The whole purpose for the "T" arrangement is to avoid having to do PTs. Check the AIM/Chart Users Guide.
(EDIT: Disregard--I should have looked closer at the chart.)
As described, without reading up on it to confirm, I say yes you need to do the PT, BUT, there is nothing stopping you from asking for straight in, no procedure turn. That said, you would need to lose 2,100 feet in 6.6 miles without the PT, but that isn't that bad. Good exercises, thanks for posting.
On closer inspection, I think the HILPT does NOT apply from HUTOD which is an IAF (initial approach fix, not IAP--initial approach procedure). The maximum NoPT intercept course to EXLAV from within the NoPT sector is the same as the right base course from HUTOD. From HUTOD, EXLAV becomes the IF part of the IF/IAF designation for HUTOD.
PTs are "initial" segments. If they wanted you to do one on the right base, they'd have put the HILPT there instead. IMO.
Reviewing the AIM about T-designed approaches I figure that either this is near “feeder routes” from airways. -looking at map with plate overlayed I can see that as a possibility. SO NoPT. I think this is likely the reason perhaps but even in the AIM example the designate NoPT.
Or if I was cleared to IF/IAF EXLAV and my angles is 90 or less then NoPT. -but I wasnt cleared to IF. Just HUTOD then for approach.
Even in the AIM one example shows feeder legs with designation NoPT.
It makes sense that I shouldn’t need to do the turn. I was at an altitude that didn’t need to loose any. If I wanted to do it I know I would need ATC clearance to.
I don’t want to rely necessarily on what makes sense.

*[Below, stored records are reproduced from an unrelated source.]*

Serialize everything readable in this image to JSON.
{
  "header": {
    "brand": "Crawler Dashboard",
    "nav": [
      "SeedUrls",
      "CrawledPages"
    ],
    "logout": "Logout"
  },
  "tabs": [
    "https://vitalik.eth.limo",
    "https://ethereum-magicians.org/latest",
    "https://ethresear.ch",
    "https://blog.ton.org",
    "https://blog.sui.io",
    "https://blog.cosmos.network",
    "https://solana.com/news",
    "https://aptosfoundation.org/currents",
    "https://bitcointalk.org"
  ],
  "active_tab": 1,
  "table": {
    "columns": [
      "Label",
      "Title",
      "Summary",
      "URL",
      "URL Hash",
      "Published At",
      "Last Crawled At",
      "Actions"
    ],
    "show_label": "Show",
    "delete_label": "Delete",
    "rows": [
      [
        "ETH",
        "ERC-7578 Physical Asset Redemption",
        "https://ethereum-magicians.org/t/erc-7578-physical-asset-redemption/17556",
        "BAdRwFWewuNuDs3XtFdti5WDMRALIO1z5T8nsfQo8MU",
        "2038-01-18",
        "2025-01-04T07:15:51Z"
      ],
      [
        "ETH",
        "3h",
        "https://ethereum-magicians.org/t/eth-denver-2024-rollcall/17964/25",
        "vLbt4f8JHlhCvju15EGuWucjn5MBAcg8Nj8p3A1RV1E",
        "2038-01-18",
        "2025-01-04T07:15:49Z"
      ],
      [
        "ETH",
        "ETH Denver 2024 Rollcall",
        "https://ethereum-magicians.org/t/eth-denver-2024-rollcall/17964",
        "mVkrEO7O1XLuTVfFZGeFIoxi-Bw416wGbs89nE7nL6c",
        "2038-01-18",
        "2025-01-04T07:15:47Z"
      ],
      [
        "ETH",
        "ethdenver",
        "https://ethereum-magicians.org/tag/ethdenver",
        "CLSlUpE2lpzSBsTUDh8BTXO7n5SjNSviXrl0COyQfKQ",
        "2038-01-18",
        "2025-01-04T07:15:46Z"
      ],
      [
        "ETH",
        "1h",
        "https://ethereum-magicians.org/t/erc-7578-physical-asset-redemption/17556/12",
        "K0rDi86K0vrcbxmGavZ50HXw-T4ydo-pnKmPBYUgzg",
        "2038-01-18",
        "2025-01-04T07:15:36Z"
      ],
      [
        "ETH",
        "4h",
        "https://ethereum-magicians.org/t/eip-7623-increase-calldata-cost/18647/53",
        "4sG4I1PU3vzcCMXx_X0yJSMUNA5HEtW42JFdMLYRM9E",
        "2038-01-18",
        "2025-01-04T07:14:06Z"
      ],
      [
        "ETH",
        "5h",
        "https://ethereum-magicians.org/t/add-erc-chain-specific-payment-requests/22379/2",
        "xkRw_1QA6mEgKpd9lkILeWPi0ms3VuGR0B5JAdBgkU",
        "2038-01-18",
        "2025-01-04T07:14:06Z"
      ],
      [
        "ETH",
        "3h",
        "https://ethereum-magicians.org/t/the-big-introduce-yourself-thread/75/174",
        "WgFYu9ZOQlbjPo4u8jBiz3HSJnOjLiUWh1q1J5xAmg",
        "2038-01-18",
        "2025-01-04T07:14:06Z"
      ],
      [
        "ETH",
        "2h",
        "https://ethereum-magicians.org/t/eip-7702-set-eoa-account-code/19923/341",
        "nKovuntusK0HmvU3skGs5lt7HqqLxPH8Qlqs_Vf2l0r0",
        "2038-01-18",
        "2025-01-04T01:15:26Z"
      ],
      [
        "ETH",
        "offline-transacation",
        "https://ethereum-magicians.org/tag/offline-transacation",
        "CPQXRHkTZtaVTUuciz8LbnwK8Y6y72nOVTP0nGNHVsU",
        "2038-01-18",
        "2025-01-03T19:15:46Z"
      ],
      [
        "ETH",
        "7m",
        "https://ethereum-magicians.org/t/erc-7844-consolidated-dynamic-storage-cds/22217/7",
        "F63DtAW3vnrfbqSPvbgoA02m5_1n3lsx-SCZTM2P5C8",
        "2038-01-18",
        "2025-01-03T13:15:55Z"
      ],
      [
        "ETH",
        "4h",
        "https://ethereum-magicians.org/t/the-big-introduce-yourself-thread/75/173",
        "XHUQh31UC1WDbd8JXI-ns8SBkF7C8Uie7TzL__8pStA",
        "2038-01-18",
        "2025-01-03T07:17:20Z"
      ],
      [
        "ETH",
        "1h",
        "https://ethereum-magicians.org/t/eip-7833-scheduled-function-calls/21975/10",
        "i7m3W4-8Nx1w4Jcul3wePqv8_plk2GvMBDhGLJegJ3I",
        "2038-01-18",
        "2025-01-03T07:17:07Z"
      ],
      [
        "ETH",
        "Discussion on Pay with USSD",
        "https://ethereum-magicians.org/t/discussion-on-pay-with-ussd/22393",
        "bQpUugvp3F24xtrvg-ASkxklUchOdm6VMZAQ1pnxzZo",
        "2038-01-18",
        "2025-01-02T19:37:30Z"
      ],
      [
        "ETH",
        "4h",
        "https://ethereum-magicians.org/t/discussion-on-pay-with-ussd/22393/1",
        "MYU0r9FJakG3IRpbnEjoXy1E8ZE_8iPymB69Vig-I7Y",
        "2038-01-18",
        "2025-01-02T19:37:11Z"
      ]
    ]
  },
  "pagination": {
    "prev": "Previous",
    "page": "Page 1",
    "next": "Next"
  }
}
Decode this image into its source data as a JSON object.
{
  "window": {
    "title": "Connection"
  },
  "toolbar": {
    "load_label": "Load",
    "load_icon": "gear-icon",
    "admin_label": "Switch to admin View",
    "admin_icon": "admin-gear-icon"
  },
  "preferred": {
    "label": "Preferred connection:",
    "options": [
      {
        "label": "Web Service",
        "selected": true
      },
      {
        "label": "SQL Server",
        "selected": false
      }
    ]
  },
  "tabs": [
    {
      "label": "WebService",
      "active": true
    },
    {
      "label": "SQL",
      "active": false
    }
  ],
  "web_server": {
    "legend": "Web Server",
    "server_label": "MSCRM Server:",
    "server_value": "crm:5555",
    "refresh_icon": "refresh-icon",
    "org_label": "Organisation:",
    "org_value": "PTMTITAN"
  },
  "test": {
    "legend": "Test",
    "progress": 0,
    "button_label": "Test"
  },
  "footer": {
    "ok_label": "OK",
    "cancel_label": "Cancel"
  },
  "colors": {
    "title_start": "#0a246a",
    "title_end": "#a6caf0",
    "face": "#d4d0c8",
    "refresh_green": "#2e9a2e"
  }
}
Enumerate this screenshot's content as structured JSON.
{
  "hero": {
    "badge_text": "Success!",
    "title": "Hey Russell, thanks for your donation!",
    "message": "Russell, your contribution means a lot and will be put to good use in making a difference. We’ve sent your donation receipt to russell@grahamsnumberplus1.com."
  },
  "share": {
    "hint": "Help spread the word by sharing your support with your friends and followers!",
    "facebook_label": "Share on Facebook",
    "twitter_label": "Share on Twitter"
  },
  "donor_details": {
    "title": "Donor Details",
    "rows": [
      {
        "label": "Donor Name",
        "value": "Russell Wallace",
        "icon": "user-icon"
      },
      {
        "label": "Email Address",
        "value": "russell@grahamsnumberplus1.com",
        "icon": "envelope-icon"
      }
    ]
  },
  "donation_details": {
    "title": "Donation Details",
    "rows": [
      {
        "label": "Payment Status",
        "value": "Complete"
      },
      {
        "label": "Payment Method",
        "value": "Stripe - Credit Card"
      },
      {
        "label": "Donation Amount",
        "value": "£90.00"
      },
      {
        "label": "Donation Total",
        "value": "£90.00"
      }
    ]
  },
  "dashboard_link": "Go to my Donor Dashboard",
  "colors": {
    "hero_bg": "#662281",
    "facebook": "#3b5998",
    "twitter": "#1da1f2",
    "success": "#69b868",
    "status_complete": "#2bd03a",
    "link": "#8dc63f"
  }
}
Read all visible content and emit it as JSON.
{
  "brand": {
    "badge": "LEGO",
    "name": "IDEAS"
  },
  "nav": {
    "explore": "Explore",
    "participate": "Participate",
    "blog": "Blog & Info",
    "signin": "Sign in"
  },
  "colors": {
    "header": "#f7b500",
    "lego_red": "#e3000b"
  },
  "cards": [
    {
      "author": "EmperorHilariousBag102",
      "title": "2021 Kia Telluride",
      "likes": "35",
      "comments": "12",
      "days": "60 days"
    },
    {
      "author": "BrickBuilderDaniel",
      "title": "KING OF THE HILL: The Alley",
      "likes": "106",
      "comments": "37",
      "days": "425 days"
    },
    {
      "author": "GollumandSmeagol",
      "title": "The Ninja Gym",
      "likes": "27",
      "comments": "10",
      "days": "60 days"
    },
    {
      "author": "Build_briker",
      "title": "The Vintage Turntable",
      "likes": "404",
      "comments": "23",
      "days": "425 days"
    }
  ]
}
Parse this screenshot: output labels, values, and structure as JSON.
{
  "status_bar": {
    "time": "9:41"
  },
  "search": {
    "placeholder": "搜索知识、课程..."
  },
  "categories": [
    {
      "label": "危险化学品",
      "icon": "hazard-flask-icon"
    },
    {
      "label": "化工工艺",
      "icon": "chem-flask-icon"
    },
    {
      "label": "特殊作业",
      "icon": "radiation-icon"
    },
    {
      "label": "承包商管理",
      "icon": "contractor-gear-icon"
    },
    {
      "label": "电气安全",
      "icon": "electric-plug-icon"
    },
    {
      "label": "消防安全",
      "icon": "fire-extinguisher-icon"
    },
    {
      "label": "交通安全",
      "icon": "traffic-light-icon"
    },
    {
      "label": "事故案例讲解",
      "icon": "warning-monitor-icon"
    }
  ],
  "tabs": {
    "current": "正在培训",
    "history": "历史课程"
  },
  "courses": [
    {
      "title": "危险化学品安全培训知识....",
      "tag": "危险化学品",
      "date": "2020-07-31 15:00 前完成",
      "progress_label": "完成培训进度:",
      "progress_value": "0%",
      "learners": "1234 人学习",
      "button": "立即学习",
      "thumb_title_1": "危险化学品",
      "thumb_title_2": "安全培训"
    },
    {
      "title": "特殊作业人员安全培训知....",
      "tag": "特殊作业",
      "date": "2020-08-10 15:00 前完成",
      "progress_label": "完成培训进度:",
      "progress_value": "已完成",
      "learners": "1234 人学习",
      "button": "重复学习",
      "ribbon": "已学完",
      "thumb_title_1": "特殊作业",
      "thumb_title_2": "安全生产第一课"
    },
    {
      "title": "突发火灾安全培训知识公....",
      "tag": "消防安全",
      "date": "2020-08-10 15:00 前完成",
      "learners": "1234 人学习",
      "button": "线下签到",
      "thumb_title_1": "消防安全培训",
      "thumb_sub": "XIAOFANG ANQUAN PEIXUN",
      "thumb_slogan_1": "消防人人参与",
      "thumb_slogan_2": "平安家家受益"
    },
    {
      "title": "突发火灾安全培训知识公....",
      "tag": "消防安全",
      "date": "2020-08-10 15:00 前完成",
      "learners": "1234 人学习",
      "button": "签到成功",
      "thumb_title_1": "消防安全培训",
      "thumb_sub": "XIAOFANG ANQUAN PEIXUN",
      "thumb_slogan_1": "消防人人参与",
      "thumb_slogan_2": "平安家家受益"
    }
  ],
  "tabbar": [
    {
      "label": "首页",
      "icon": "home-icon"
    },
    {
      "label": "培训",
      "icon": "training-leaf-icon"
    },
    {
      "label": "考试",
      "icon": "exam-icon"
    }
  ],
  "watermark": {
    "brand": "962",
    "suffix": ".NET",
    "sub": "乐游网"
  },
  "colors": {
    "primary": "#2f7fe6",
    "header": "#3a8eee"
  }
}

I plan on just asking the DPE next week during oral. He’s based out of there , he can offer some insight - nothing wrong with not knowing everything!
I see we posted simultaneously. See my post above.
Thanks. What’s interesting is I reviewed some other plates I had with standard T approaches locally. With IAF listed as the feeder to the IF/IAF and the specify NoPT on the leg. Like the RNAV 29 into KZER. In fact there are a few like that. Wondering if it possible it is just not listed on the plate?
I don't have time to read it completely now, but beginning at the AIM, page 5-4-9 up to page 5-4-16 have the answer and I think you are correct.
This should settle it: https://skyvector.com/files/tpp/1902/svg/06582R8.svg
"NoPT" is missing from the initial leg segments, but so is the HILPT symbol. The holding pattern shown is just for the missed approach segment.
I don't know nuthin 'bout nothing, but isn't the top left portion saying "if you are flying a 080 heading to 260 heading to EXLAV, NoPT"? if that's the case, flying to EXLAV from either JASOG or HUTOD would indicate u do not have to do a PT?
Eman, what threw me off is that most other types of approaches will clearly say "NoPT" on the legs from the initial approach fixes. For an approach with a TAA they don't put that there because it is covered in the TAA. Around here there are no approaches with TAAs, at least that I can find, so my exposure is limited and my test prep videos didn't really cover it in that much detail, at least from what I remember, although they've updated since I took the written. This is good stuff anyhow.....
Yes, exactly. HILPTs are initial segments, so the one at EXLAV only is for when EXLAV is the IAF not when it's the IF like coming from HUTOD. When going directly to EXLAV from anyplace other than HUTOD and JASOG the HILPT would have to be done unless from the NoPT sector.
That is what sums it up best for me. I’m not flying from IAF to another IAF. I’m flying IAF to IF, hence no turn needed. If I was on a heading of 265 and for whatever reason I was cleared to EXLAV as the first part of my approach the. hILPT it is. But that is why these T routes are made the way they are. But it makes me wonder what makes approaches like the ones into KZER (see pic) with same T-config have specified NoPT on the feeder IAP to IF??? We have a lot of these, all of them that are 90deg Config have the NoPT listed on the IAF to IF. So I’m more used to having that listed then not.